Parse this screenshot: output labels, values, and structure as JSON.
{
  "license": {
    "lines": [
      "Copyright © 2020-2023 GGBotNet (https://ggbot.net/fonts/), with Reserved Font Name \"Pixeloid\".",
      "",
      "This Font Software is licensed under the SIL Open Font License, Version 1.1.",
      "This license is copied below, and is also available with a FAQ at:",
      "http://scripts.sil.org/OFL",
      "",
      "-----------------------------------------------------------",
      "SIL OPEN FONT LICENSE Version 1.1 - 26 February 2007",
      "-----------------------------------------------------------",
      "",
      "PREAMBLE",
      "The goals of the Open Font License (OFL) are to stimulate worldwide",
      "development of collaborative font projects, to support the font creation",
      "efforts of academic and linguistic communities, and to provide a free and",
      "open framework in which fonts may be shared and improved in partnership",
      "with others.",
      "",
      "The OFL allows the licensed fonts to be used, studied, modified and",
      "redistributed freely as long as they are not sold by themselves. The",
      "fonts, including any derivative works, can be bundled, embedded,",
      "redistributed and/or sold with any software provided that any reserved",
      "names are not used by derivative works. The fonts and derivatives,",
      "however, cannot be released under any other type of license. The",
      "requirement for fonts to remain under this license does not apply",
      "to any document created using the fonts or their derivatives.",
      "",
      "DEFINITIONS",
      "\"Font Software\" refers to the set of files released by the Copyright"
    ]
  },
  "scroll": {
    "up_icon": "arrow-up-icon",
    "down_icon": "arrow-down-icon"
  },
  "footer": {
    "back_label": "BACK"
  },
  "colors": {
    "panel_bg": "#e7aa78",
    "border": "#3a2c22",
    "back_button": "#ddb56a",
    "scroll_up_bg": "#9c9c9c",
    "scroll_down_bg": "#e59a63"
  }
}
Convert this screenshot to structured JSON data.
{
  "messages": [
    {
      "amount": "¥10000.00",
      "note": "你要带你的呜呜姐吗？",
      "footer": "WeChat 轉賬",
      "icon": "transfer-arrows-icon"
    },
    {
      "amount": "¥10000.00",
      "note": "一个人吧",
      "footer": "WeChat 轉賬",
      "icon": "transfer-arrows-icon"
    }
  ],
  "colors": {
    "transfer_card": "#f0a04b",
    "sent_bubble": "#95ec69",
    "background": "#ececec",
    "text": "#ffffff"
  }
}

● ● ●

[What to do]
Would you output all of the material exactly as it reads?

[Answer]
Parse this screenshot: output labels, values, and structure as JSON.
{
  "license": {
    "lines": [
      "Copyright © 2020-2023 GGBotNet (https://ggbot.net/fonts/), with Reserved Font Name \"Pixeloid\".",
      "",
      "This Font Software is licensed under the SIL Open Font License, Version 1.1.",
      "This license is copied below, and is also available with a FAQ at:",
      "http://scripts.sil.org/OFL",
      "",
      "-----------------------------------------------------------",
      "SIL OPEN FONT LICENSE Version 1.1 - 26 February 2007",
      "-----------------------------------------------------------",
      "",
      "PREAMBLE",
      "The goals of the Open Font License (OFL) are to stimulate worldwide",
      "development of collaborative font projects, to support the font creation",
      "efforts of academic and linguistic communities, and to provide a free and",
      "open framework in which fonts may be shared and improved in partnership",
      "with others.",
      "",
      "The OFL allows the licensed fonts to be used, studied, modified and",
      "redistributed freely as long as they are not sold by themselves. The",
      "fonts, including any derivative works, can be bundled, embedded,",
      "redistributed and/or sold with any software provided that any reserved",
      "names are not used by derivative works. The fonts and derivatives,",
      "however, cannot be released under any other type of license. The",
      "requirement for fonts to remain under this license does not apply",
      "to any document created using the fonts or their derivatives.",
      "",
      "DEFINITIONS",
      "\"Font Software\" refers to the set of files released by the Copyright"
    ]
  },
  "scroll": {
    "up_icon": "arrow-up-icon",
    "down_icon": "arrow-down-icon"
  },
  "footer": {
    "back_label": "BACK"
  },
  "colors": {
    "panel_bg": "#e7aa78",
    "border": "#3a2c22",
    "back_button": "#ddb56a",
    "scroll_up_bg": "#9c9c9c",
    "scroll_down_bg": "#e59a63"
  }
}
Convert this screenshot to structured JSON data.
{
  "messages": [
    {
      "amount": "¥10000.00",
      "note": "你要带你的呜呜姐吗？",
      "footer": "WeChat 轉賬",
      "icon": "transfer-arrows-icon"
    },
    {
      "amount": "¥10000.00",
      "note": "一个人吧",
      "footer": "WeChat 轉賬",
      "icon": "transfer-arrows-icon"
    }
  ],
  "colors": {
    "transfer_card": "#f0a04b",
    "sent_bubble": "#95ec69",
    "background": "#ececec",
    "text": "#ffffff"
  }
}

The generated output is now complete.